ROTA’s three cross-cutting research projects address young people in mainstream education, workplace education and training for governance. These are:

  1. Informal Exclusions from Mainstream Education: Implications for young people’s wellbeing, educational opportunities and mental health.

    This project addresses the following issues: How are schools carrying out informal exclusions? Are children from specific BAME communities disproportionately excluded? What effect does this have on their wellbeing? We discuss what is meant by informal exclusions and why schools carry them out. We look at the characteristics of young people who have been informally excluded from school, including those with special educational needs, children in care and children from traveller, refugee or asylum-seeking families. We interview youth organisations, families and young people about their experience of informal exclusion and the effect this has on educational opportunity, wellbeing, mental health and whether the risk of involvement in offending/criminal activity is exacerbated.

  2. Discrimination and exploitation in the workplace

    This project asks whether people who work in some private sector industries and contracted-out services are vulnerable to discriminatory/exploitative practices. We focus especially on those who work in hospitality, care services, cleaning and similar occupations. These sectors often have a large number of women workers, young/student or part-time workers and people from BAME communities. We look at legislation, policy and strategies which can be used to support people who are experiencing exploitation or discrimination at work and discuss the support and training available to employers to develop and implement good equality policies.

  3. The under-representation of BAME people in the governance and trustees structures of the voluntary sector in London

    This research discusses why there are so few BAME people involved as trustees or governors of voluntary sector organisations and how strategies such as training and support can improve the situation. The project focuses on the use of training, coaching and mentoring to develop the governance skills and aptitudes of people from BAME backgrounds so that they can become effective charity trustees. It also looks to match people from BAME backgrounds who have the relevant skills to trustee and governance positions within voluntary organisations and to help organisations improve the diversity of their governance structures.

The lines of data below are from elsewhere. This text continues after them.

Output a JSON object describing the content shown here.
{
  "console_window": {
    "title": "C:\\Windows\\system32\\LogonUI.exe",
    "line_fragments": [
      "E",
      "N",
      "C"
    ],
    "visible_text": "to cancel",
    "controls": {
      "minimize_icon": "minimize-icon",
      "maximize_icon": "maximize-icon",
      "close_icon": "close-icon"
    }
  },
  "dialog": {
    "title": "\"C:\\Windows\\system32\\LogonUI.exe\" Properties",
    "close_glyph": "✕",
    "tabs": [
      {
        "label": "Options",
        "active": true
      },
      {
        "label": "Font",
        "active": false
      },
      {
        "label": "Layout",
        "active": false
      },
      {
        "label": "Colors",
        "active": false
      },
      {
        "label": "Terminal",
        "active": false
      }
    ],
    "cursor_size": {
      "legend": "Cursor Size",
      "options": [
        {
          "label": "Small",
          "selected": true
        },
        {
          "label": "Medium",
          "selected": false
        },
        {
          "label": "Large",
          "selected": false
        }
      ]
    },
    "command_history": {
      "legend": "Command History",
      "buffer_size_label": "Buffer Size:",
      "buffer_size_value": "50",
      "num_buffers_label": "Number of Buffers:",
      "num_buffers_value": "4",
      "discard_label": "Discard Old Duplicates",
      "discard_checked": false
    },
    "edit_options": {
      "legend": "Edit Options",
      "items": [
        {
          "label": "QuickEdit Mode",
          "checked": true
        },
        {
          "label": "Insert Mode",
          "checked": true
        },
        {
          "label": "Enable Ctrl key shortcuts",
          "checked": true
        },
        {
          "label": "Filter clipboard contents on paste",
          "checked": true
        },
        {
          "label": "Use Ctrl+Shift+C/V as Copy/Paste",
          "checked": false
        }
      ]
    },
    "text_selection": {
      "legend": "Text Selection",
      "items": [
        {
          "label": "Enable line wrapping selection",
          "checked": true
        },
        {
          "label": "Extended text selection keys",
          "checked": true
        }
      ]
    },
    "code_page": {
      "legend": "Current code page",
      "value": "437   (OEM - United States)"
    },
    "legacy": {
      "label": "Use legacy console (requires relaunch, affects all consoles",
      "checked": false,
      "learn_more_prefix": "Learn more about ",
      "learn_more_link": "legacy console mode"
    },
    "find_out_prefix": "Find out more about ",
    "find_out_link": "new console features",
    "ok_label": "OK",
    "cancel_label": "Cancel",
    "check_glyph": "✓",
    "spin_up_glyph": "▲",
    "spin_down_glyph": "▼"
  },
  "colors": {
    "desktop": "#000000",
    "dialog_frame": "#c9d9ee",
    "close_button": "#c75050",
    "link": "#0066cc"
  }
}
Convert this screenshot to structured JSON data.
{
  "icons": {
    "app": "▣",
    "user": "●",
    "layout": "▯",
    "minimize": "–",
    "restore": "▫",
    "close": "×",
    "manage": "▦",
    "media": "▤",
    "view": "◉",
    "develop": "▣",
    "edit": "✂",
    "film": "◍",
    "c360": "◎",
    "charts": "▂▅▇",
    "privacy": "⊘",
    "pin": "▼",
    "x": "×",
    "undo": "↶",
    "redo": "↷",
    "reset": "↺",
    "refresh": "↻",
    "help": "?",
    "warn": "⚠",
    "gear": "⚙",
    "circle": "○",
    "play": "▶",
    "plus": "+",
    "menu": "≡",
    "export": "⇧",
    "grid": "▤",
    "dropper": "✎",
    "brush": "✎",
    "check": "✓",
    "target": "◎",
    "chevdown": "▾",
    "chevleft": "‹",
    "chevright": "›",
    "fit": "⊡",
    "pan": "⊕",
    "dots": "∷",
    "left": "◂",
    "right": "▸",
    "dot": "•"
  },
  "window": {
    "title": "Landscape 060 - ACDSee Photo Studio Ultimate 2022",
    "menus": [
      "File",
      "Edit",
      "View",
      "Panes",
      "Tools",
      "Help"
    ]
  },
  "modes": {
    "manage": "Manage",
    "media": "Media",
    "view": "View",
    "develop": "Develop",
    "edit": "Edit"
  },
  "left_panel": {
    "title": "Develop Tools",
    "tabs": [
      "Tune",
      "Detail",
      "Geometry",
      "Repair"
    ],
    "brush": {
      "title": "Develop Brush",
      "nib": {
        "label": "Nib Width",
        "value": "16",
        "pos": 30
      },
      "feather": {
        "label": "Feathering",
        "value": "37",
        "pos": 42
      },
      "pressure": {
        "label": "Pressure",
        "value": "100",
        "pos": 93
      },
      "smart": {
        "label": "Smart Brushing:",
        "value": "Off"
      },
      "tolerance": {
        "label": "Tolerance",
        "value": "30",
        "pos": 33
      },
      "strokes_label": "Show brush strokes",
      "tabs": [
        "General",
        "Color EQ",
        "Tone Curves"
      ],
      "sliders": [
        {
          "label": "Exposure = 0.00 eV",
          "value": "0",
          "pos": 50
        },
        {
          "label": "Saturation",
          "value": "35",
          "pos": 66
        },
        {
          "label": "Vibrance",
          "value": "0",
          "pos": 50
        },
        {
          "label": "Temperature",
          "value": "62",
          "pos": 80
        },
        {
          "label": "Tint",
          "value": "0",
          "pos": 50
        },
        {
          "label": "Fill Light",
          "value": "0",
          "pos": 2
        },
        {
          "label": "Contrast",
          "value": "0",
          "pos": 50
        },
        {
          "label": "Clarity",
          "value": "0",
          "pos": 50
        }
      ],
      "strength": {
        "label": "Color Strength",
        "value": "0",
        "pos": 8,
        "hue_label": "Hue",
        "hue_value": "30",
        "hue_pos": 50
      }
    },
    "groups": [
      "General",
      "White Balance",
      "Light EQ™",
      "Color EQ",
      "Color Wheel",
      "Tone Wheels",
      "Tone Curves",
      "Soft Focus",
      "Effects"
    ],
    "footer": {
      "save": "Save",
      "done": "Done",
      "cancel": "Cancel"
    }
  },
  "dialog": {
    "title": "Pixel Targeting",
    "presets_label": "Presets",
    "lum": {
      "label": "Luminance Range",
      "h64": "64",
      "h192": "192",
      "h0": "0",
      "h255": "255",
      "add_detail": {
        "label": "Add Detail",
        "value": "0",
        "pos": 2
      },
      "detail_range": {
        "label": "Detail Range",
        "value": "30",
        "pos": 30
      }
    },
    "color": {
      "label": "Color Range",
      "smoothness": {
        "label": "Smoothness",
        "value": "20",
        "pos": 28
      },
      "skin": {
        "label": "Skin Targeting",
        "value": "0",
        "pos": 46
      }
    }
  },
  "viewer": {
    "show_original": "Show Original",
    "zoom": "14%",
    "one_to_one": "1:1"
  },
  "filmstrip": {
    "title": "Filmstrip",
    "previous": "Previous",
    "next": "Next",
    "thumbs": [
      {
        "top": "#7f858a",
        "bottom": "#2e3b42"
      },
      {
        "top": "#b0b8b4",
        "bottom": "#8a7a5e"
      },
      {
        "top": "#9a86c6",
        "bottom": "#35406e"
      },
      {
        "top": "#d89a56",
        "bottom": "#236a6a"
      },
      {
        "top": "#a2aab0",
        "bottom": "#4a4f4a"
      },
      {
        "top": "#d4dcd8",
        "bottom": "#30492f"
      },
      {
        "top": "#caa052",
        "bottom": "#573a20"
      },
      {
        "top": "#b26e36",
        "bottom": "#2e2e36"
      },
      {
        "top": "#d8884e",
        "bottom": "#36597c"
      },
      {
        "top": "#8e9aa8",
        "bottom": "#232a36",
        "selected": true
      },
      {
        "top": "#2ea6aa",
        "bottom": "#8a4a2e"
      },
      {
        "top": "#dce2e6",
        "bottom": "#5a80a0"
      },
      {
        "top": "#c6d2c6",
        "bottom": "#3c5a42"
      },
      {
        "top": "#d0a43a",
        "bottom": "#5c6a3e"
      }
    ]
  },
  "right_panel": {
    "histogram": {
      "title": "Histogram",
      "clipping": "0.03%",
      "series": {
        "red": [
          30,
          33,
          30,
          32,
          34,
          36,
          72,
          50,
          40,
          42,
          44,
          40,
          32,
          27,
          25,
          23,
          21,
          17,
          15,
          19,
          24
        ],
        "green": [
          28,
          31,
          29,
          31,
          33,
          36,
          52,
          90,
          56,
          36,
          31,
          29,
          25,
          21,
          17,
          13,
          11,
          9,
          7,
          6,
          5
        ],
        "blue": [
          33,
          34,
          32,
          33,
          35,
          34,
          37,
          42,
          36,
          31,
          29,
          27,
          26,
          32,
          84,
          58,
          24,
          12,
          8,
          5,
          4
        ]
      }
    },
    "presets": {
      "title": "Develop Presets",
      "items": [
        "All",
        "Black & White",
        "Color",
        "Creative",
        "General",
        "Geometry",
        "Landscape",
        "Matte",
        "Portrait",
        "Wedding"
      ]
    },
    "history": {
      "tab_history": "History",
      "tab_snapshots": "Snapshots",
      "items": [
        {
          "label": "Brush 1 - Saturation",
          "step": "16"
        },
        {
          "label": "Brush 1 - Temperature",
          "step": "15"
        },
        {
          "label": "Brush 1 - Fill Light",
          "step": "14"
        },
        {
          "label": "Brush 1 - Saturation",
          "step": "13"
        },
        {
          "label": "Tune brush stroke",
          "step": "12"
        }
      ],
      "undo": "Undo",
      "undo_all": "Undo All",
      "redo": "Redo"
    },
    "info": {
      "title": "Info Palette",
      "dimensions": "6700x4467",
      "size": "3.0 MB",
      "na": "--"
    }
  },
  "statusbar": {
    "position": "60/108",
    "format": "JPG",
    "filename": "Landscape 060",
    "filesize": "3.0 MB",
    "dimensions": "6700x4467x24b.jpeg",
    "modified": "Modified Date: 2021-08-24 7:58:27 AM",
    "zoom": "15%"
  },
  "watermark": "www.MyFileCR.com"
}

For more information on our Education Project, please email Eleanor Stokes at